* EXERCISE PROMPT *
Select all lines holding the word "tenetur" from the entries that follow.

== RECORDED DATA ==

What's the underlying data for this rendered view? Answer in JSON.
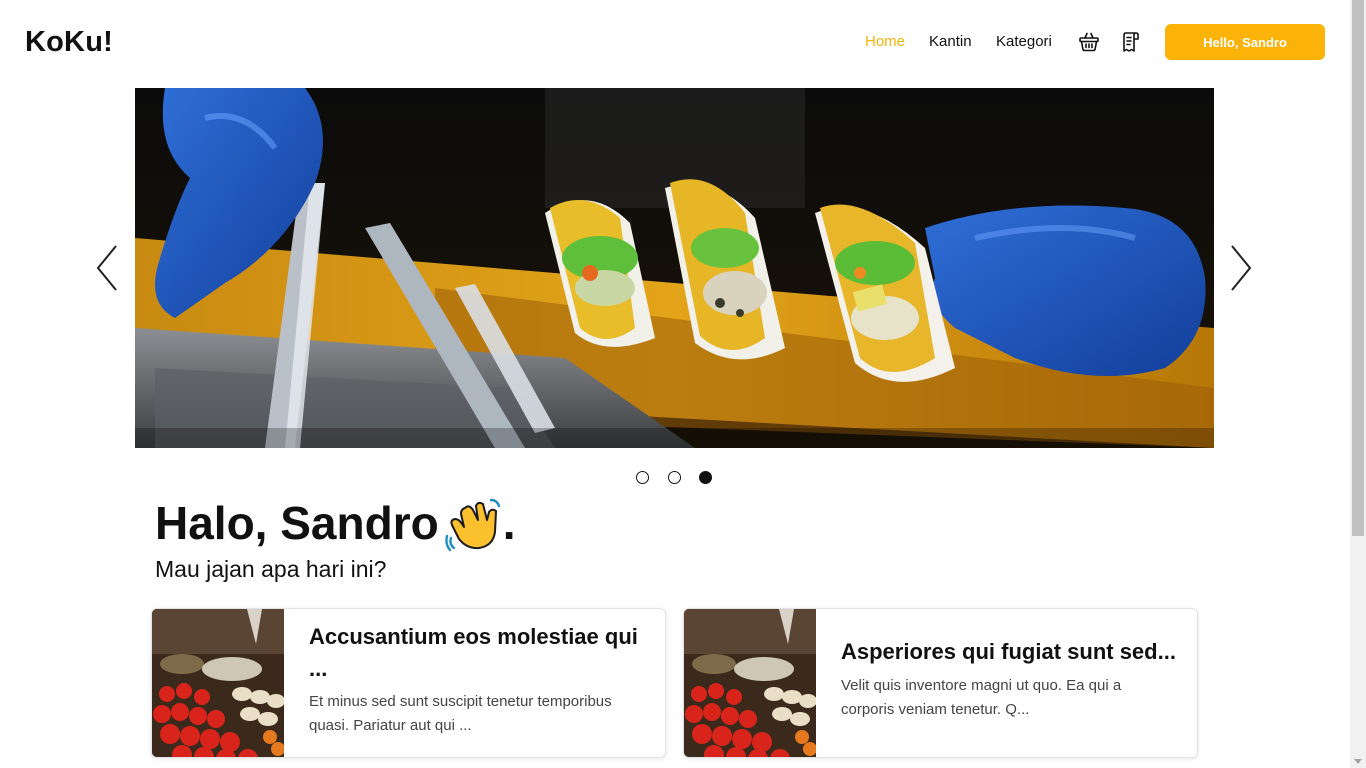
{
  "brand": "KoKu!",
  "nav": {
    "home": "Home",
    "kantin": "Kantin",
    "kategori": "Kategori",
    "basket_icon": "basket-icon",
    "receipt_icon": "receipt-icon",
    "user_button": "Hello, Sandro"
  },
  "colors": {
    "accent": "#fbb30a",
    "active_link": "#f5b50a"
  },
  "carousel": {
    "slide_count": 3,
    "active_slide": 3,
    "image_subject": "photo of tacos being served",
    "prev_icon": "chevron-left-icon",
    "next_icon": "chevron-right-icon"
  },
  "greeting": {
    "title": "Halo, Sandro",
    "emoji": "waving-hand-icon",
    "punctuation": ".",
    "subtitle": "Mau jajan apa hari ini?"
  },
  "cards": [
    {
      "title": "Accusantium eos molestiae qui ...",
      "text": "Et minus sed sunt suscipit tenetur temporibus quasi. Pariatur aut qui ..."
    },
    {
      "title": "Asperiores qui fugiat sunt sed...",
      "text": "Velit quis inventore magni ut quo. Ea qui a corporis veniam tenetur. Q..."
    }
  ]
}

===

* ANSWER *
      "text": "Et minus sed sunt suscipit tenetur temporibus quasi. Pariatur aut qui ..."
      "text": "Velit quis inventore magni ut quo. Ea qui a corporis veniam tenetur. Q..."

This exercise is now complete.